  • a total body push.

  • So, I like the effectiveness of the exercise and the sequencing that it provides.

  • But if you look at the exercise in a little more detail, you'll see a couple of things.

  • Number one: we're not compromising the back in the process of doing a total body exercise.

  • Why?

  • Because the weight is going to be determined by what you can renegade row.

  • You don't have to forcefully choose a very light weight to be able to do the press.

  • The standing clean and press is the most explosive portion of this.

  • We're going to be able to use a pretty heavy dumbbell set to do that.

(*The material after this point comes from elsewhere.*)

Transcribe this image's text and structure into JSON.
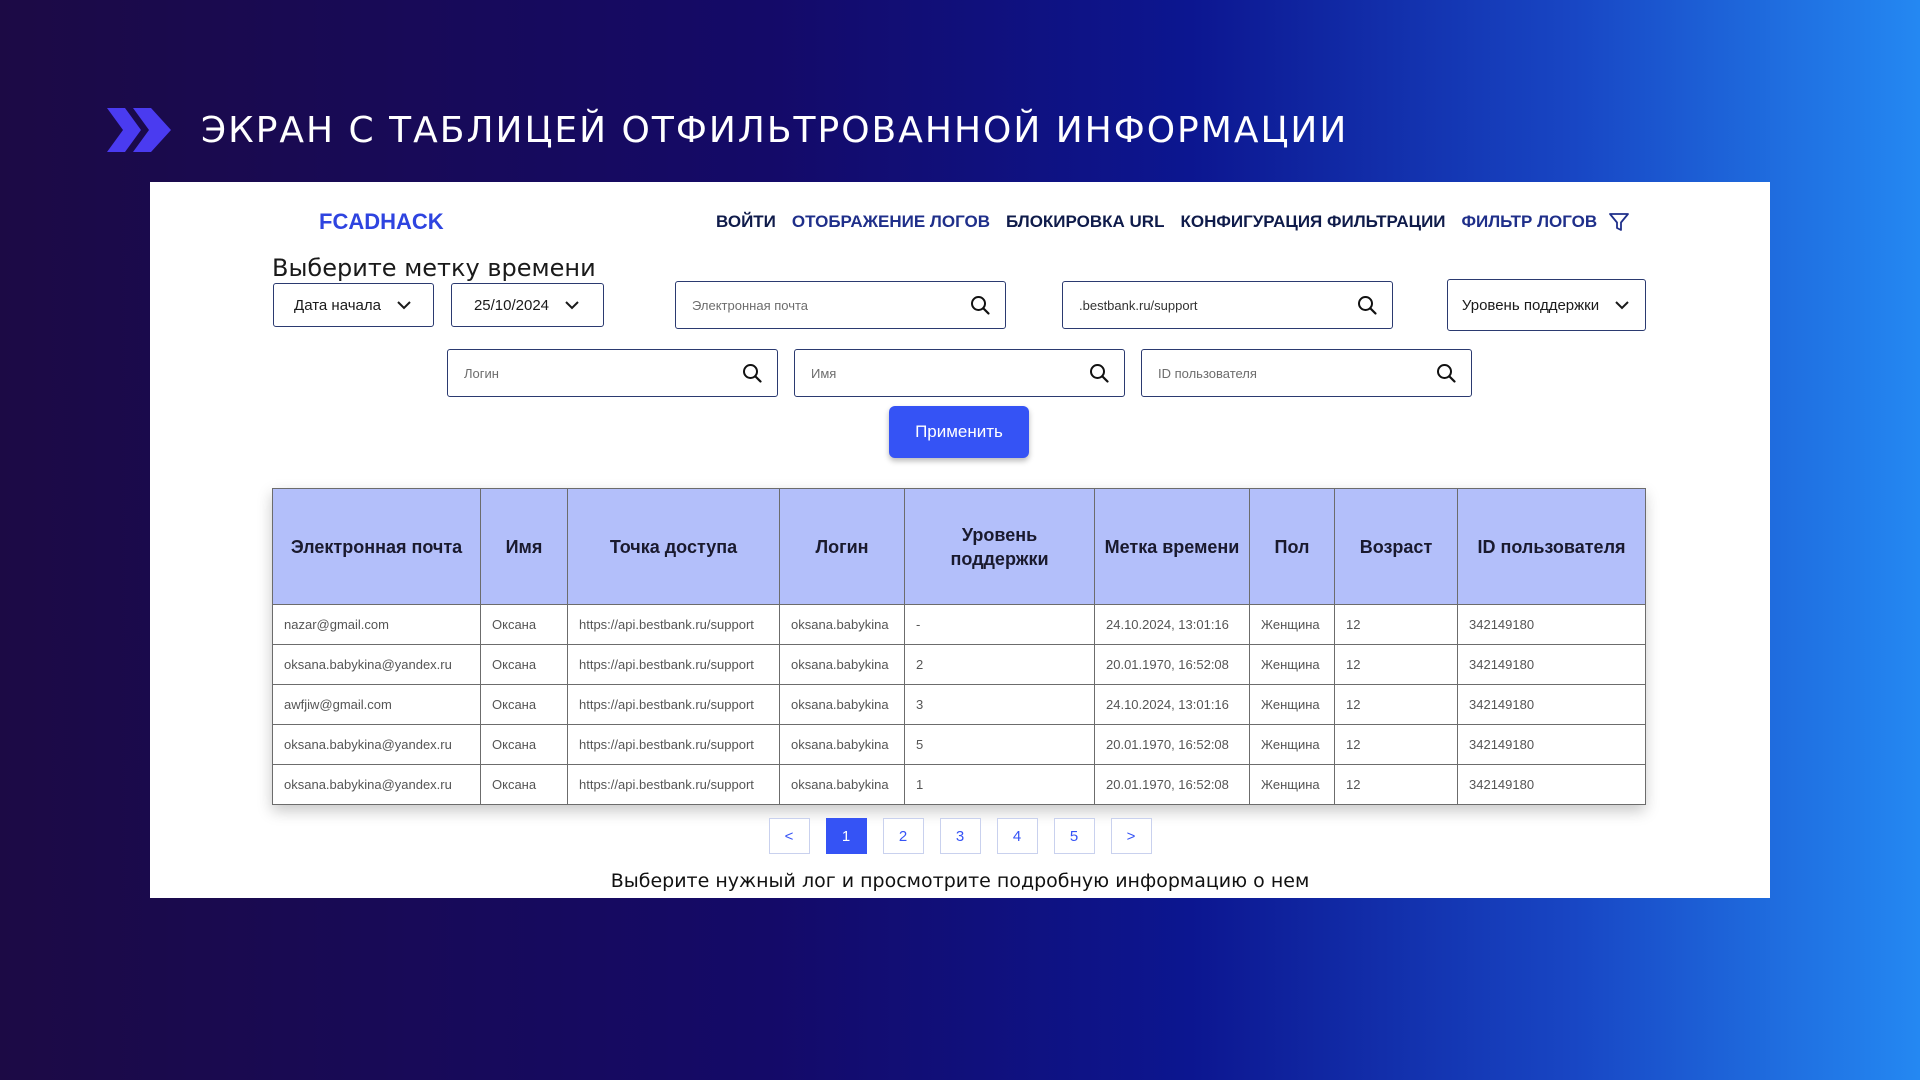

  • So, really what's determining what dumbbells we use is your ability to renegade row them.

  • So, we're not having to compromise the effectiveness of the exercise in targeting and hitting the

  • lats.

  • A great exercise option.

  • Again, if you put this into a circuit, you incorporate it into a total body program,

  • it's going to fit in nicely, and it's going to hit your lats in the process.

  • Moving on now, we hit our corrective exercise.

  • You know how important the correctives are.

  • They literally determine, I think, your longevity and how you stay injury free in your training.

  • When you forget to do these, that's when injuries crop up.

  • In the particular case of the back, we want to try and work on incorporating the W-Raise.

  • Where does it get its name from?

  • It's the position of your arms in relation to your body.

  • You're literally trying to form a "W".

  • When you get into the position that I'm doing this from, you'll see a couple of things happening.

  • You're hitting a lot of back muscles, but most importantly, you're hitting some of those

  • back muscles that people don't even regard as 'back muscles'.

  • Namely, the rotator cuff.

  • We know if we can get the muscles on the backside of the shoulder to externally rotate that

  • shoulder, we're going to incorporate the rotator cuff into what we're doing.

  • This is how the W-Raise will do that.

  • We know, in order to get the hands into this position, to create a "W", we need to get

  • the hands back behind the elbow, into this position here.

  • That is going to demand external rotation of the shoulder.